Now that the festive season is behind you, what remains with you are the beautiful memories and of course, the huge holiday debt that you accumulated.
As the new year kicks off, two factors can greatly impact your credit; how you pay (or not pay) your debt and how much of your available credit you are using. That said, late or missed payments on your credit cards can hurt your credit and so does using most of your available credit.
To help you stay on the right track, here are tips for paying off holiday debt before it hurts your credit.
One of the smartest moves in paying off debt is to avoid adding more debt. By slashing your expenses, you put your spending under control and reduce your reliance on credit. Also, you might free up some money which can go towards debt repayment.
Cutting back on expenses can take various forms depending on your spending habits. It may entail:
Your credit card debt is likely to hurt your credit more than any other debt. The reason being, credit cards not only carry high-interest rates but their utilization accounts for 30% of your FICO credit scores.
Credit utilization ratio (CUR) is the percentage of the credit that you are utilizing out of the total credit available.
For example, if the total available credit on all your credit cards is $8,000 and your available balance is $4,000, then your credit utilization ratio is 50% ($4,000/$8,000 X 100).
Higher credit utilization creates the impression of poor debt management. Prioritizing your credit card payments lowers your utilization rate, consequently improving your credit score and saving you money on interest payments.
Tip: Always aim to keep your CUR below 30%, and when looking to build credit, a ratio of 10% and below would be ideal.
A personal loan is a loan that you take to use at your discretion and usually. It comes with a lower interest rate: While credit card rates can average at 14-15%, you can get a personal loan with interest as low as 6%.

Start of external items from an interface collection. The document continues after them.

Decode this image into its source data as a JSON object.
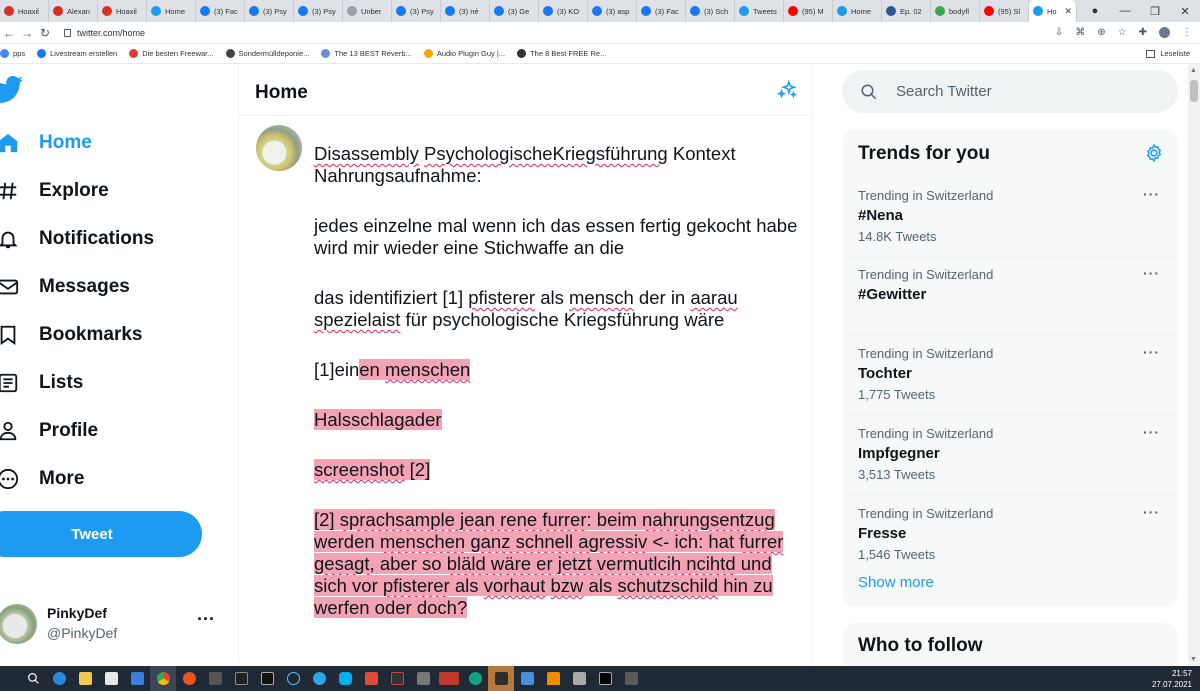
{
  "browser": {
    "tabs": [
      {
        "label": "Hoaxil",
        "color": "#d93025"
      },
      {
        "label": "Alexan",
        "color": "#d93025"
      },
      {
        "label": "Hoaxil",
        "color": "#d93025"
      },
      {
        "label": "Home",
        "color": "#1d9bf0"
      },
      {
        "label": "(3) Fac",
        "color": "#1877f2"
      },
      {
        "label": "(3) Psy",
        "color": "#1877f2"
      },
      {
        "label": "(3) Psy",
        "color": "#1877f2"
      },
      {
        "label": "Unber",
        "color": "#9aa0a6"
      },
      {
        "label": "(3) Psy",
        "color": "#1877f2"
      },
      {
        "label": "(3) né",
        "color": "#1877f2"
      },
      {
        "label": "(3) Ge",
        "color": "#1877f2"
      },
      {
        "label": "(3) KO",
        "color": "#1877f2"
      },
      {
        "label": "(3) asp",
        "color": "#1877f2"
      },
      {
        "label": "(3) Fac",
        "color": "#1877f2"
      },
      {
        "label": "(3) Sch",
        "color": "#1877f2"
      },
      {
        "label": "Tweets",
        "color": "#1d9bf0"
      },
      {
        "label": "(95) M",
        "color": "#ff0000"
      },
      {
        "label": "Home",
        "color": "#1d9bf0"
      },
      {
        "label": "Ep. 02",
        "color": "#2b5797"
      },
      {
        "label": "bodyfl",
        "color": "#34a853"
      },
      {
        "label": "(95) Sl",
        "color": "#ff0000"
      }
    ],
    "active_tab": {
      "label": "Ho",
      "color": "#1d9bf0"
    },
    "new_tab": "+",
    "url": "twitter.com/home",
    "bookmarks": [
      {
        "label": "pps",
        "color": "#4285f4"
      },
      {
        "label": "Livestream erstellen",
        "color": "#1877f2"
      },
      {
        "label": "Die besten Freewar...",
        "color": "#e53935"
      },
      {
        "label": "Sondermülldeponie...",
        "color": "#444444"
      },
      {
        "label": "The 13 BEST Reverb...",
        "color": "#6b8fd6"
      },
      {
        "label": "Audio Plugin Guy |...",
        "color": "#f2a900"
      },
      {
        "label": "The 8 Best FREE Re...",
        "color": "#333333"
      }
    ],
    "reading_list": "Leseliste"
  },
  "sidebar": {
    "items": [
      {
        "label": "Home",
        "icon": "home-icon"
      },
      {
        "label": "Explore",
        "icon": "hashtag-icon"
      },
      {
        "label": "Notifications",
        "icon": "bell-icon"
      },
      {
        "label": "Messages",
        "icon": "envelope-icon"
      },
      {
        "label": "Bookmarks",
        "icon": "bookmark-icon"
      },
      {
        "label": "Lists",
        "icon": "list-icon"
      },
      {
        "label": "Profile",
        "icon": "user-icon"
      },
      {
        "label": "More",
        "icon": "more-circle-icon"
      }
    ],
    "tweet_button": "Tweet",
    "account": {
      "name": "PinkyDef",
      "handle": "@PinkyDef",
      "more": "···"
    }
  },
  "main": {
    "title": "Home",
    "tweet": {
      "paragraphs": [
        [
          {
            "t": "Disassembly",
            "s": true
          },
          {
            "t": " "
          },
          {
            "t": "PsychologischeKriegsführung",
            "s": true
          },
          {
            "t": " Kontext Nahrungsaufnahme:"
          }
        ],
        [
          {
            "t": "jedes einzelne mal wenn ich das essen fertig gekocht habe wird mir wieder eine Stichwaffe an die"
          }
        ],
        [
          {
            "t": "das identifiziert [1] "
          },
          {
            "t": "pfisterer",
            "s": true
          },
          {
            "t": " als "
          },
          {
            "t": "mensch",
            "s": true
          },
          {
            "t": " der in "
          },
          {
            "t": "aarau",
            "s": true
          },
          {
            "t": " "
          },
          {
            "t": "spezielaist",
            "s": true
          },
          {
            "t": " für psychologische Kriegsführung wäre"
          }
        ],
        [
          {
            "t": "[1]ein"
          },
          {
            "t": "en ",
            "h": true
          },
          {
            "t": "menschen",
            "h": true,
            "s": true
          },
          {
            "t": "  ",
            "h": true
          }
        ],
        [
          {
            "t": "Halsschlagader",
            "h": true
          }
        ],
        [
          {
            "t": "screenshot",
            "h": true,
            "s": true
          },
          {
            "t": " [2]",
            "h": true
          }
        ],
        [
          {
            "t": "[2] ",
            "h": true
          },
          {
            "t": "sprachsample jean rene furrer",
            "h": true,
            "s": true
          },
          {
            "t": ": beim ",
            "h": true
          },
          {
            "t": "nahrungsentzug",
            "h": true,
            "s": true
          },
          {
            "t": " werden ",
            "h": true
          },
          {
            "t": "menschen",
            "h": true,
            "s": true
          },
          {
            "t": " ",
            "h": true
          },
          {
            "t": "ganz schnell agressiv",
            "h": true,
            "s": true
          },
          {
            "t": " <- ich: hat ",
            "h": true
          },
          {
            "t": "furrer gesagt",
            "h": true,
            "s": true
          },
          {
            "t": ", aber so ",
            "h": true
          },
          {
            "t": "bläld wäre er jetzt vermutlcih ncihtd",
            "h": true,
            "s": true
          },
          {
            "t": " und sich vor ",
            "h": true
          },
          {
            "t": "pfisterer",
            "h": true,
            "s": true
          },
          {
            "t": " als ",
            "h": true
          },
          {
            "t": "vorhaut",
            "h": true,
            "s": true
          },
          {
            "t": " ",
            "h": true
          },
          {
            "t": "bzw",
            "h": true,
            "s": true
          },
          {
            "t": " als ",
            "h": true
          },
          {
            "t": "schutzschild",
            "h": true,
            "s": true
          },
          {
            "t": " hin zu werfen oder doch?",
            "h": true
          }
        ]
      ]
    }
  },
  "right": {
    "search_placeholder": "Search Twitter",
    "trends_title": "Trends for you",
    "trends": [
      {
        "context": "Trending in Switzerland",
        "name": "#Nena",
        "count": "14.8K Tweets"
      },
      {
        "context": "Trending in Switzerland",
        "name": "#Gewitter",
        "count": ""
      },
      {
        "context": "Trending in Switzerland",
        "name": "Tochter",
        "count": "1,775 Tweets"
      },
      {
        "context": "Trending in Switzerland",
        "name": "Impfgegner",
        "count": "3,513 Tweets"
      },
      {
        "context": "Trending in Switzerland",
        "name": "Fresse",
        "count": "1,546 Tweets"
      }
    ],
    "trend_more": "···",
    "show_more": "Show more",
    "who_to_follow": "Who to follow"
  },
  "taskbar": {
    "time": "21:57",
    "date": "27.07.2021"
  },
  "colors": {
    "accent": "#1d9bf0",
    "highlight": "#f4a3b5",
    "spellcheck": "#e0245e"
  }
}
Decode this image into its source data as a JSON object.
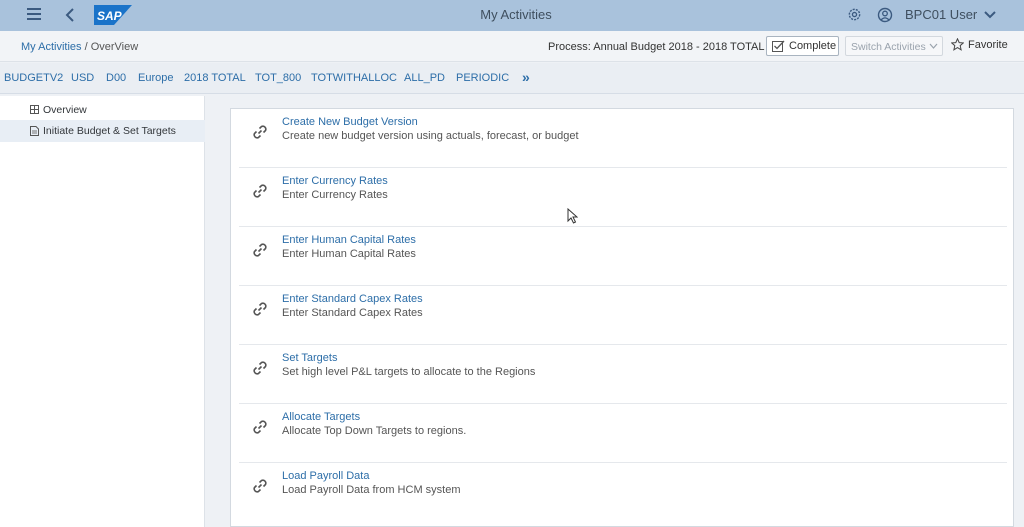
{
  "shell": {
    "title": "My Activities",
    "user": "BPC01 User",
    "logo_text": "SAP",
    "icons": [
      "menu-icon",
      "back-icon",
      "gear-icon",
      "user-icon",
      "chevron-down-icon"
    ]
  },
  "subheader": {
    "breadcrumb_link": "My Activities",
    "breadcrumb_current": "/ OverView",
    "process": "Process:  Annual Budget 2018 - 2018 TOTAL",
    "complete_label": "Complete",
    "switch_label": "Switch Activities",
    "favorite_label": "Favorite"
  },
  "context": {
    "items": [
      "BUDGETV2",
      "USD",
      "D00",
      "Europe",
      "2018 TOTAL",
      "TOT_800",
      "TOTWITHALLOC",
      "ALL_PD",
      "PERIODIC"
    ],
    "more": "»"
  },
  "sidebar": {
    "items": [
      {
        "label": "Overview",
        "icon": "overview-icon"
      },
      {
        "label": "Initiate Budget & Set Targets",
        "icon": "document-icon"
      }
    ]
  },
  "activities": [
    {
      "title": "Create New Budget Version",
      "desc": "Create new budget version using actuals, forecast, or budget"
    },
    {
      "title": "Enter Currency Rates",
      "desc": "Enter Currency Rates"
    },
    {
      "title": "Enter Human Capital Rates",
      "desc": "Enter Human Capital Rates"
    },
    {
      "title": "Enter Standard Capex Rates",
      "desc": "Enter Standard Capex Rates"
    },
    {
      "title": "Set Targets",
      "desc": "Set high level P&L targets to allocate to the Regions"
    },
    {
      "title": "Allocate Targets",
      "desc": "Allocate Top Down Targets to regions."
    },
    {
      "title": "Load Payroll Data",
      "desc": "Load Payroll Data from HCM system"
    }
  ],
  "colors": {
    "shell": "#a9c2dc",
    "link": "#2d6ea8",
    "background": "#eef1f5"
  }
}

You will, however, need a good credit score (690 and above) and stable income to negotiate a good deal. That said, lower scores will attract more interest but you can still land better rates than with credit cards.
As such, if diligently, such as offsetting your credit card debt, you can use the loan to save your credit in the long run. Also, personal loan lenders are increasing by the day, opening more avenues to shop around.
If you are faced with several credit cards with high interest, a balance transfer card can help you save on interest and pay your debt faster.
Typically, a balance transfer credit card charges zero or low interest for a promotional period of 12-18 months. This gives you an opportunity to pay off only the principal of your debt or if any interest, at a lower rate.
On the other hand, this type of credit card may also temporarily hurt your credit in two ways:
Nevertheless, the effects of the above factors on your credit are less severe compared to the effects of not eliminating your credit card debt in the long run.
Better yet, you can still do a balance transfer without hurting your credit using the tips below:
It is possible to repay your holiday debt before it hurts your credit. This, however, calls for drastic measures such as change of spending habits, consistency, discipline, and sacrifice. While at it, you might want to start saving up for the next holiday to avoid finding yourself in the same situation come next year.
For further financial advice, credit repair, and consultation, contact Credit Absolute.